April 6, 1998
Volume 50, No. 27
Electronic Library Resources
Electronic resources for health sciences get greenlight
Looking for journal articles on health information? Look no further than OVID, a unique and powerful search engine providing direct access to 11 of the key electronic indexes in the health sciences.
Anyone from the University or Emory Healthcare can access OVID's array of health science journals and electronic indexes quickly and easily from campus or from home with Emory Connect. Just point your browser to <http://gateway.ovid.com>.
If you prefer you also can telnet to the system at <ovid.com> or load special OVID Windows client software on your PC. Both the Web and telnet versions are featured on the Health Sciences Center Library's homepage at <www.emory.edu/WHSCL/WHSCLhome.html>.
Because these databases are heavily used both by researchers and clinicians involved in patient care, the OVID system requires a special password to ensure equitable access. Passwords along with additional information on access, database coverage and OVID training classes are available at the Health Sciences Center Library, Grady Hospital Library and the Hospital Branch Library.
Here are just a few of many electronic indexes now available via OVID:
AIDSLINE, online information on research, clinical aspects and health policy issued related to AIDS dating back to 1980. Includes articles from more 3,000 journals published worldwide as well as government and technical reports, papers and meetings, monographs and special publications;
BioethicsLine, approximately 100 primary sources and some 40 indexes and databases dating back to 1973. Articles relating to all aspects of bioethics in such fields as medicine, nursing, biology, behavioral sciences, law, philosophy and religion;
Cinahl, a cumluative index to nursing and allied health, covers more than 800 journals and related biomedical publications since 1982. Also provides limited coverage of psychology and management literature;
EMBASE, three databases in one and the European equivalent of MEDLINE, it provides access to core biomedical information, drug and pharmaceutical literature, and articles on all aspects of psychiatry, psychology and addiction disorders. Indexes more than 3,500 international journals dating back to 1980;
MEDLINE, produced by the National Library of Medicine, the premier source for medical literature and perhaps the most well-known biomedical and clinical database available. More than 3,600 journals dating back to 1966 as well as selected monographs and symposia. Nearly two-thirds of the citations also have abstracts;
PsycINFO, indexes and abstracts more than 1,300 journals and dissertations in more than 30 languages, and books and book chapters in English published since 1967. Provides comprehensive coverage of the professional and academic literature in psychology and related disciplines.
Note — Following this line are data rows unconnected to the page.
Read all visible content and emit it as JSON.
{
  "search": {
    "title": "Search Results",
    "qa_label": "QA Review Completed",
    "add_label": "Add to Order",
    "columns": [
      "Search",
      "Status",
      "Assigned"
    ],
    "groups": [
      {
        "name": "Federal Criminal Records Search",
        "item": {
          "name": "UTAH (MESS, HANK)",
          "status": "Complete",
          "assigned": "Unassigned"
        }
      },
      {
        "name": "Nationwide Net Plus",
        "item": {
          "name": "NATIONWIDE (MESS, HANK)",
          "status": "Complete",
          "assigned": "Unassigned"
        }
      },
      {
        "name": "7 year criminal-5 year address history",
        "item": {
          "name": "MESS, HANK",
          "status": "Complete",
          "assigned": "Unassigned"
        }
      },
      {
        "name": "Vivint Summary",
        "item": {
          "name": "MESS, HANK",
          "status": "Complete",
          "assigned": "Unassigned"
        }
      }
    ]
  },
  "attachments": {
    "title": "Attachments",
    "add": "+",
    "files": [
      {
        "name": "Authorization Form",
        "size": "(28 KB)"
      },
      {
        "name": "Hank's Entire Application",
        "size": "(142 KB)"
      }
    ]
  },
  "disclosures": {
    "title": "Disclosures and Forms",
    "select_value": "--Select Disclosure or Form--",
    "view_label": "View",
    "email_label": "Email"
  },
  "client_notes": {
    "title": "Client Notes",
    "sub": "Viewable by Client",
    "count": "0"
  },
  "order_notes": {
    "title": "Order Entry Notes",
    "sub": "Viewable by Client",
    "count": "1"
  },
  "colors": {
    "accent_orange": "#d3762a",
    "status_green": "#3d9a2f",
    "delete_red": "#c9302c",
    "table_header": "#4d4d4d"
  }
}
Among other areas included are education, linguistics, medicine, nursing, pharmacology, physiology, psychiatry and sociology.
This column was compiled by the Digital Information Resources Council team at the General Libraries.